All the lines below need retyping exactly, apart from the images.

_ _ _

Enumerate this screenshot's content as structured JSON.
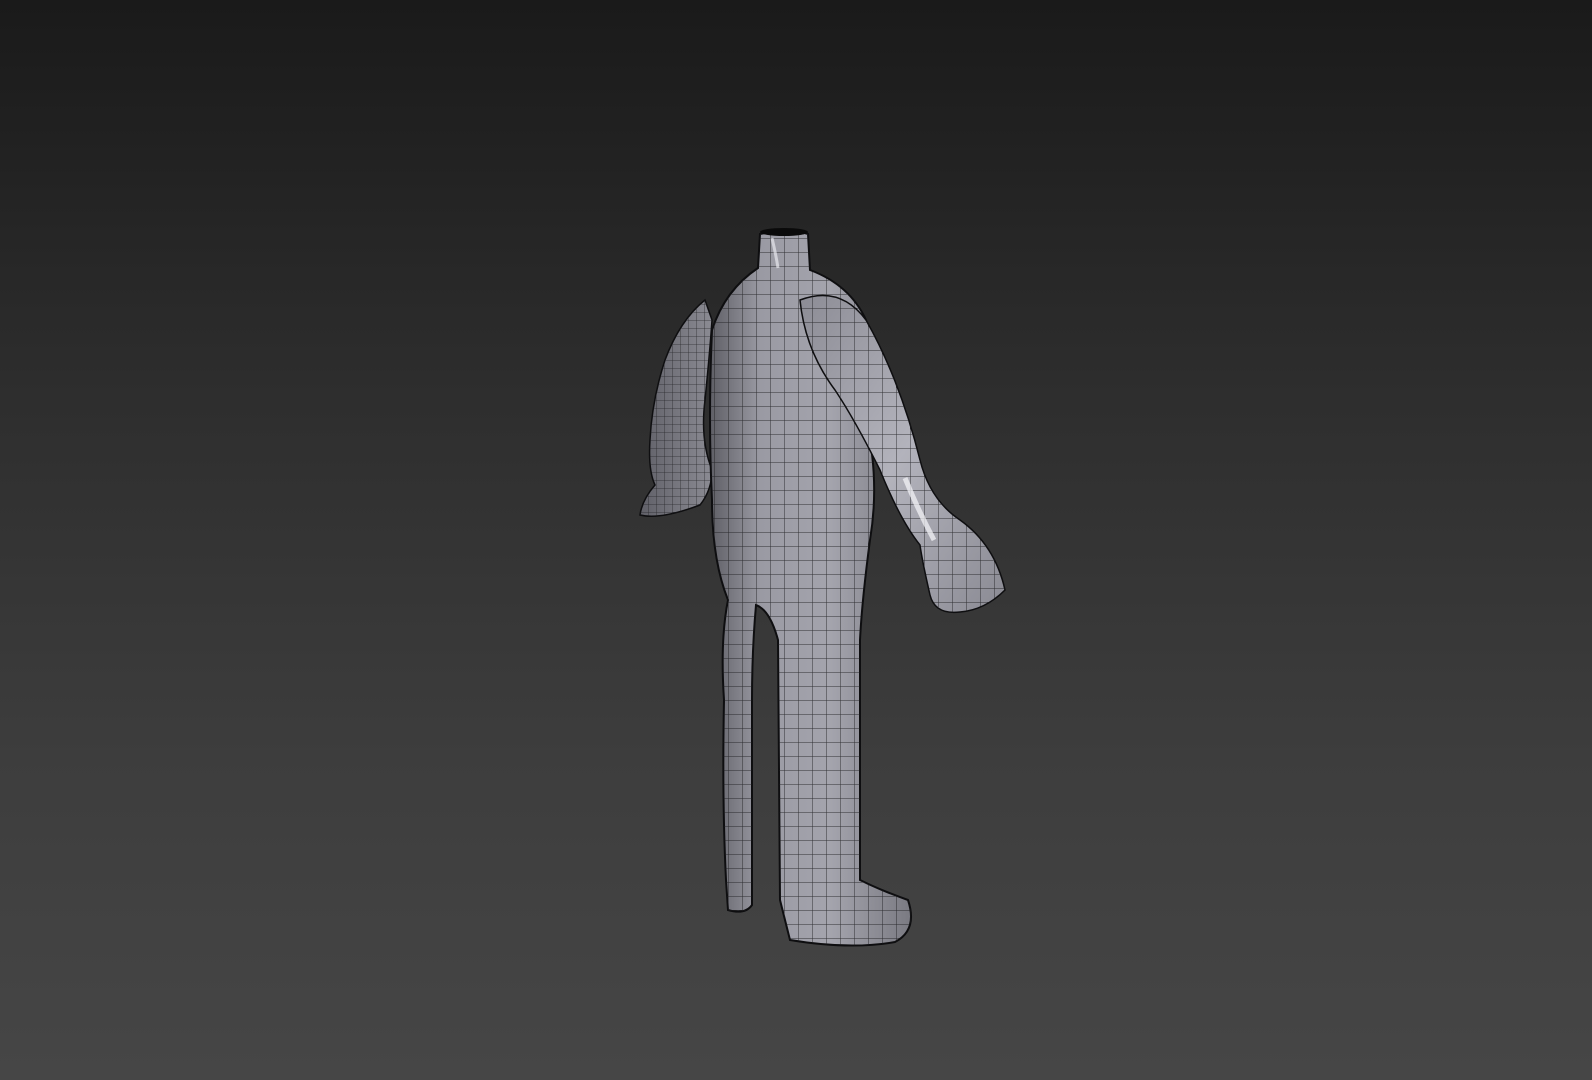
{
  "viewport": {
    "background_top": "#1a1a1a",
    "background_bottom": "#464646",
    "mesh_color": "#9a9aa2",
    "wire_color": "#1c1c1e",
    "content": "wireframe-shaded-headless-character-mesh"
  }
}
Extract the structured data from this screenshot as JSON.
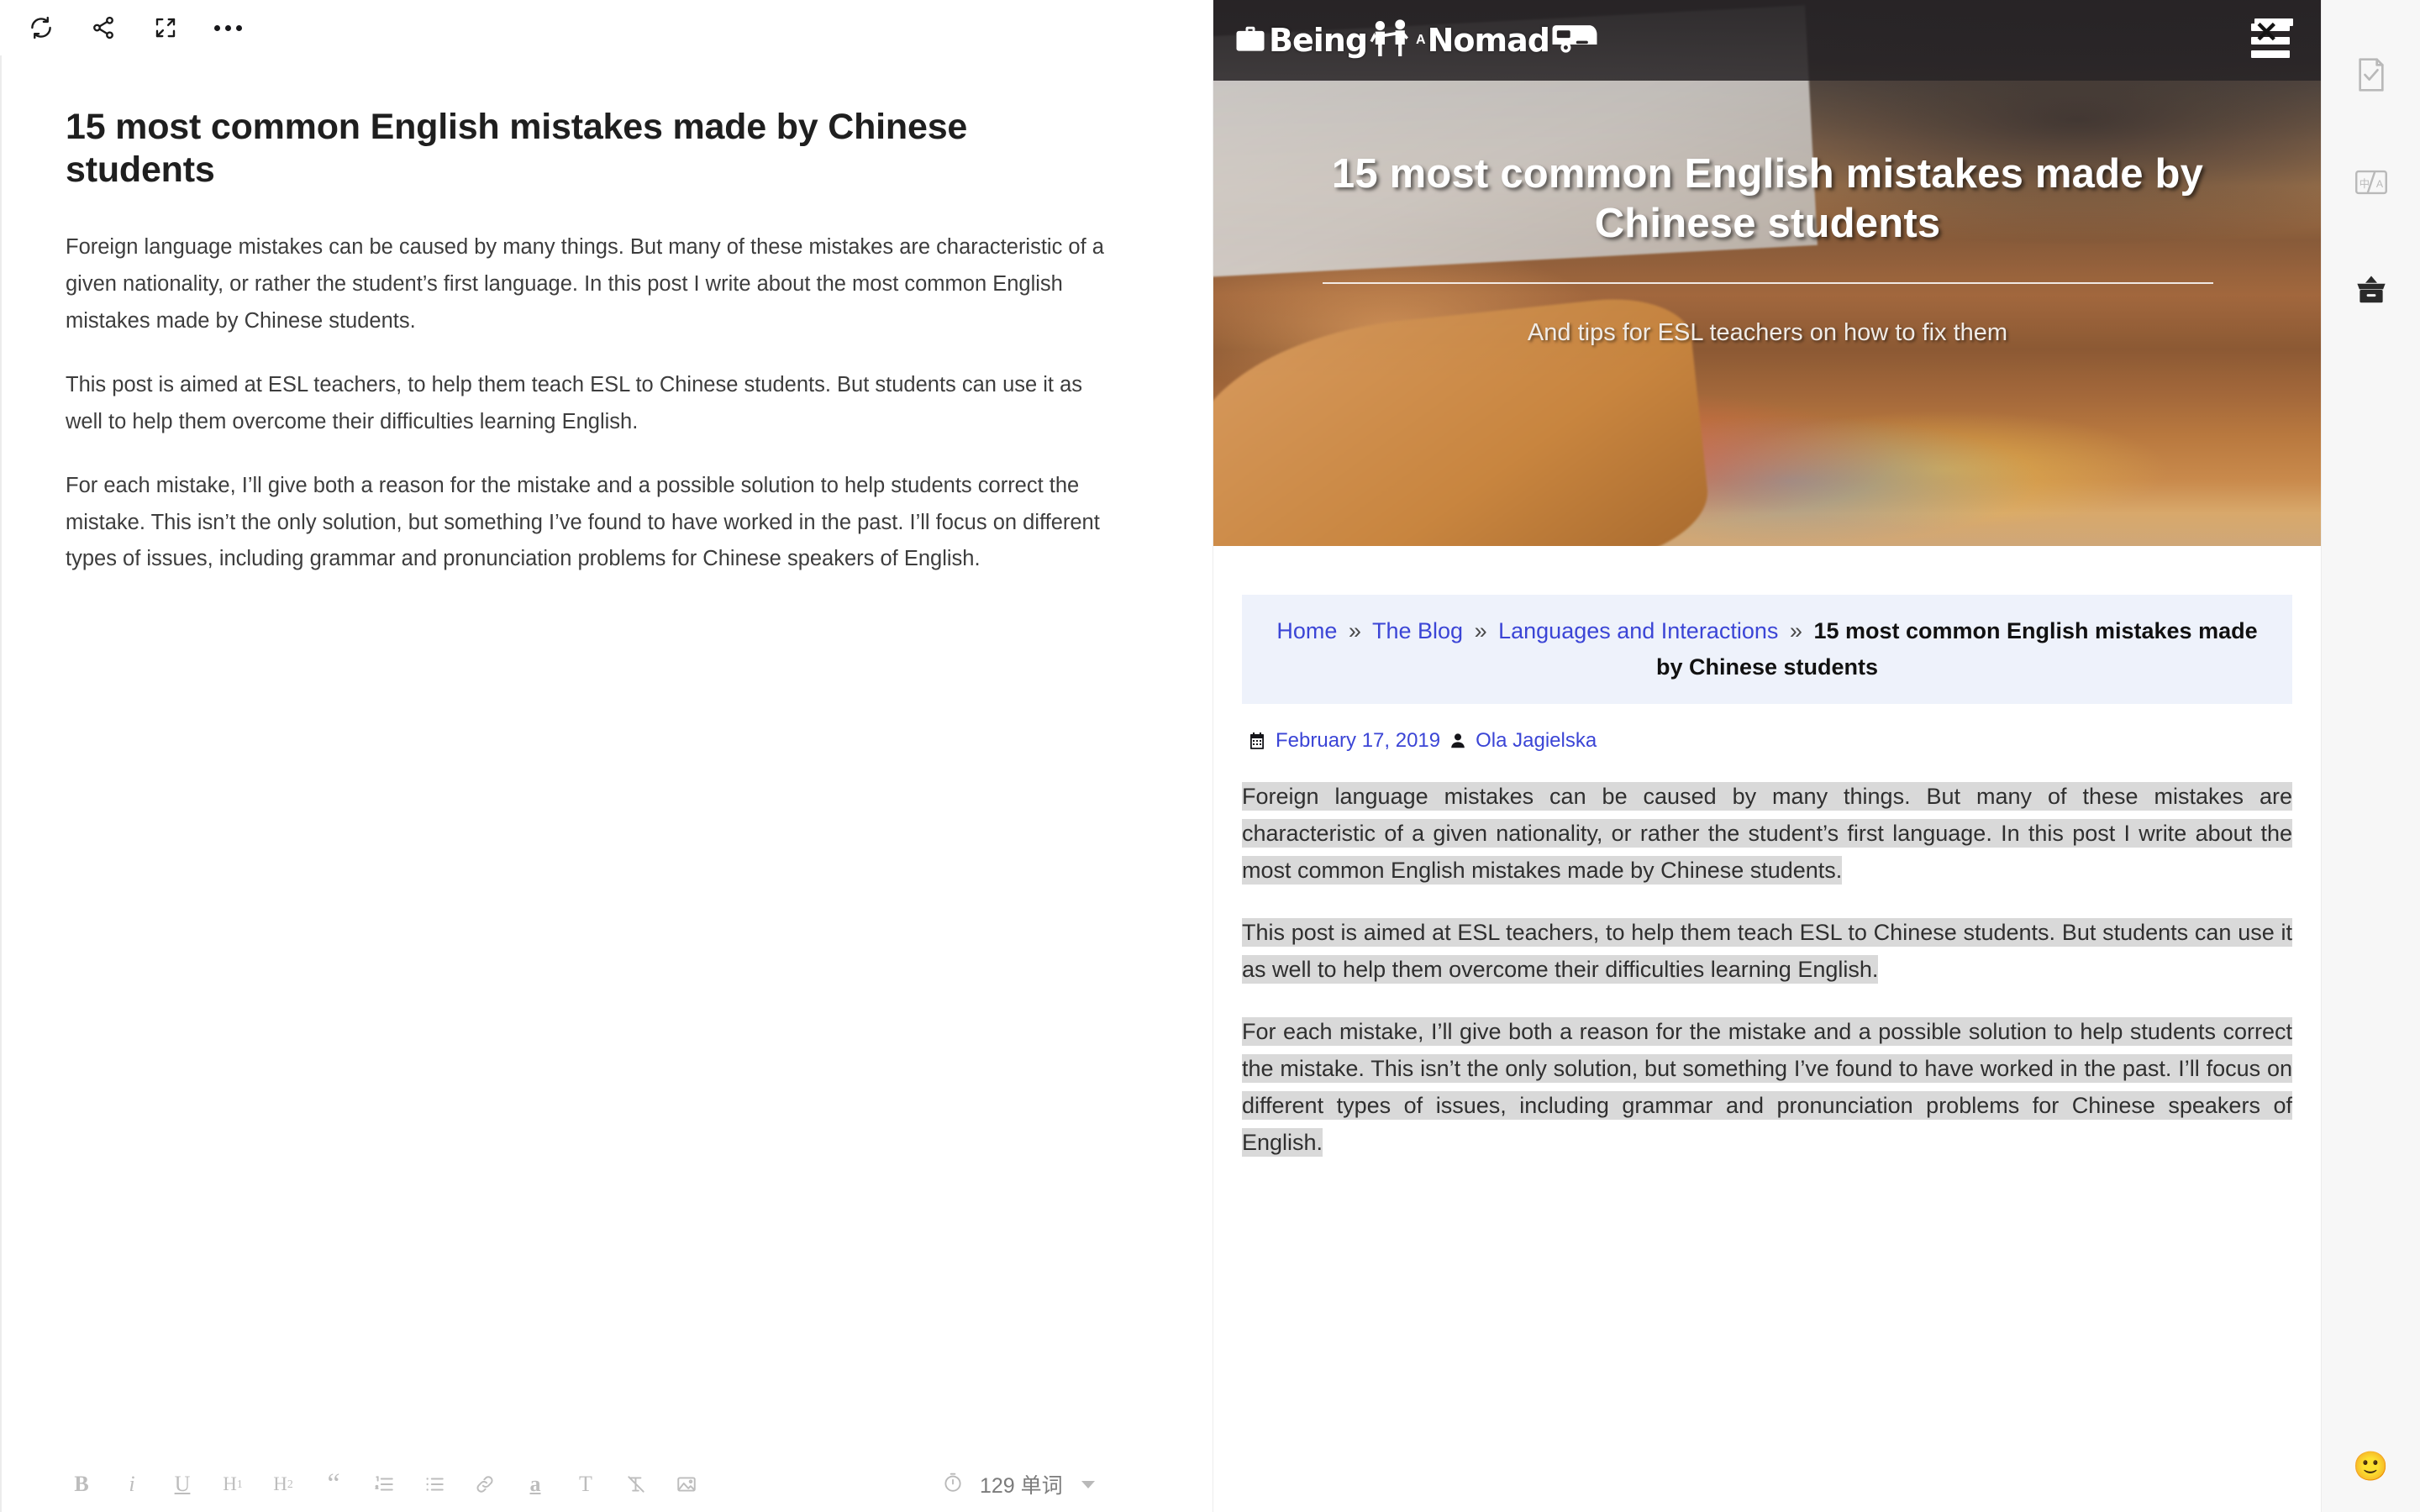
{
  "editor": {
    "toolbar": {
      "sync_label": "sync",
      "share_label": "share",
      "fullscreen_label": "fullscreen",
      "more_label": "more"
    },
    "title": "15 most common English mistakes made by Chinese students",
    "paragraphs": [
      "Foreign language mistakes can be caused by many things. But many of these mistakes are characteristic of a given nationality, or rather the student’s first language. In this post I write about the most common English mistakes made by Chinese students.",
      "This post is aimed at ESL teachers, to help them teach ESL to Chinese students. But students can use it as well to help them overcome their difficulties learning English.",
      "For each mistake, I’ll give both a reason for the mistake and a possible solution to help students correct the mistake. This isn’t the only solution, but something I’ve found to have worked in the past. I’ll focus on different types of issues, including grammar and pronunciation problems for Chinese speakers of English."
    ],
    "format_bar": {
      "bold": "B",
      "italic": "i",
      "underline": "U",
      "heading1": "H",
      "heading1_sub": "1",
      "heading2": "H",
      "heading2_sub": "2",
      "quote": "“",
      "ordered_list": "ordered-list",
      "bullet_list": "bullet-list",
      "link": "link",
      "highlight": "a",
      "text_color": "T",
      "clear_format": "clear-format",
      "image": "image"
    },
    "word_count": "129 单词"
  },
  "web": {
    "site": {
      "logo_word1": "Being",
      "logo_a": "A",
      "logo_word2": "Nomad",
      "menu_label": "menu"
    },
    "hero": {
      "title": "15 most common English mistakes made by Chinese students",
      "subtitle": "And tips for ESL teachers on how to fix them"
    },
    "breadcrumb": {
      "items": [
        {
          "label": "Home",
          "link": true
        },
        {
          "label": "The Blog",
          "link": true
        },
        {
          "label": "Languages and Interactions",
          "link": true
        }
      ],
      "separator": "»",
      "current": "15 most common English mistakes made by Chinese students"
    },
    "meta": {
      "date": "February 17, 2019",
      "author": "Ola Jagielska"
    },
    "paragraphs": [
      "Foreign language mistakes can be caused by many things. But many of these mistakes are characteristic of a given nationality, or rather the student’s first language. In this post I write about the most common English mistakes made by Chinese students.",
      "This post is aimed at ESL teachers, to help them teach ESL to Chinese students. But students can use it as well to help them overcome their difficulties learning English.",
      "For each mistake, I’ll give both a reason for the mistake and a possible solution to help students correct the mistake. This isn’t the only solution, but something I’ve found to have worked in the past. I’ll focus on different types of issues, including grammar and pronunciation problems for Chinese speakers of English."
    ]
  },
  "sidebar": {
    "items": [
      {
        "name": "note-check-icon",
        "label": "note"
      },
      {
        "name": "translate-icon",
        "label": "中/A"
      },
      {
        "name": "collect-box-icon",
        "label": "collect"
      }
    ],
    "emoji": "🙂"
  },
  "colors": {
    "accent_link": "#3b45d6",
    "breadcrumb_bg": "#eef2fb",
    "selection_bg": "#d9d9d9",
    "sidebar_bg": "#f7f7f7",
    "header_bg": "#242123"
  }
}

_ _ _

## Response
Enumerate this screenshot's content as structured JSON.
{
  "viewport": {
    "background_top": "#1a1a1a",
    "background_bottom": "#464646",
    "mesh_color": "#9a9aa2",
    "wire_color": "#1c1c1e",
    "content": "wireframe-shaded-headless-character-mesh"
  }
}
Extract the structured data from this screenshot as JSON.
{
  "editor": {
    "toolbar": {
      "sync_label": "sync",
      "share_label": "share",
      "fullscreen_label": "fullscreen",
      "more_label": "more"
    },
    "title": "15 most common English mistakes made by Chinese students",
    "paragraphs": [
      "Foreign language mistakes can be caused by many things. But many of these mistakes are characteristic of a given nationality, or rather the student’s first language. In this post I write about the most common English mistakes made by Chinese students.",
      "This post is aimed at ESL teachers, to help them teach ESL to Chinese students. But students can use it as well to help them overcome their difficulties learning English.",
      "For each mistake, I’ll give both a reason for the mistake and a possible solution to help students correct the mistake. This isn’t the only solution, but something I’ve found to have worked in the past. I’ll focus on different types of issues, including grammar and pronunciation problems for Chinese speakers of English."
    ],
    "format_bar": {
      "bold": "B",
      "italic": "i",
      "underline": "U",
      "heading1": "H",
      "heading1_sub": "1",
      "heading2": "H",
      "heading2_sub": "2",
      "quote": "“",
      "ordered_list": "ordered-list",
      "bullet_list": "bullet-list",
      "link": "link",
      "highlight": "a",
      "text_color": "T",
      "clear_format": "clear-format",
      "image": "image"
    },
    "word_count": "129 单词"
  },
  "web": {
    "site": {
      "logo_word1": "Being",
      "logo_a": "A",
      "logo_word2": "Nomad",
      "menu_label": "menu"
    },
    "hero": {
      "title": "15 most common English mistakes made by Chinese students",
      "subtitle": "And tips for ESL teachers on how to fix them"
    },
    "breadcrumb": {
      "items": [
        {
          "label": "Home",
          "link": true
        },
        {
          "label": "The Blog",
          "link": true
        },
        {
          "label": "Languages and Interactions",
          "link": true
        }
      ],
      "separator": "»",
      "current": "15 most common English mistakes made by Chinese students"
    },
    "meta": {
      "date": "February 17, 2019",
      "author": "Ola Jagielska"
    },
    "paragraphs": [
      "Foreign language mistakes can be caused by many things. But many of these mistakes are characteristic of a given nationality, or rather the student’s first language. In this post I write about the most common English mistakes made by Chinese students.",
      "This post is aimed at ESL teachers, to help them teach ESL to Chinese students. But students can use it as well to help them overcome their difficulties learning English.",
      "For each mistake, I’ll give both a reason for the mistake and a possible solution to help students correct the mistake. This isn’t the only solution, but something I’ve found to have worked in the past. I’ll focus on different types of issues, including grammar and pronunciation problems for Chinese speakers of English."
    ]
  },
  "sidebar": {
    "items": [
      {
        "name": "note-check-icon",
        "label": "note"
      },
      {
        "name": "translate-icon",
        "label": "中/A"
      },
      {
        "name": "collect-box-icon",
        "label": "collect"
      }
    ],
    "emoji": "🙂"
  },
  "colors": {
    "accent_link": "#3b45d6",
    "breadcrumb_bg": "#eef2fb",
    "selection_bg": "#d9d9d9",
    "sidebar_bg": "#f7f7f7",
    "header_bg": "#242123"
  }
}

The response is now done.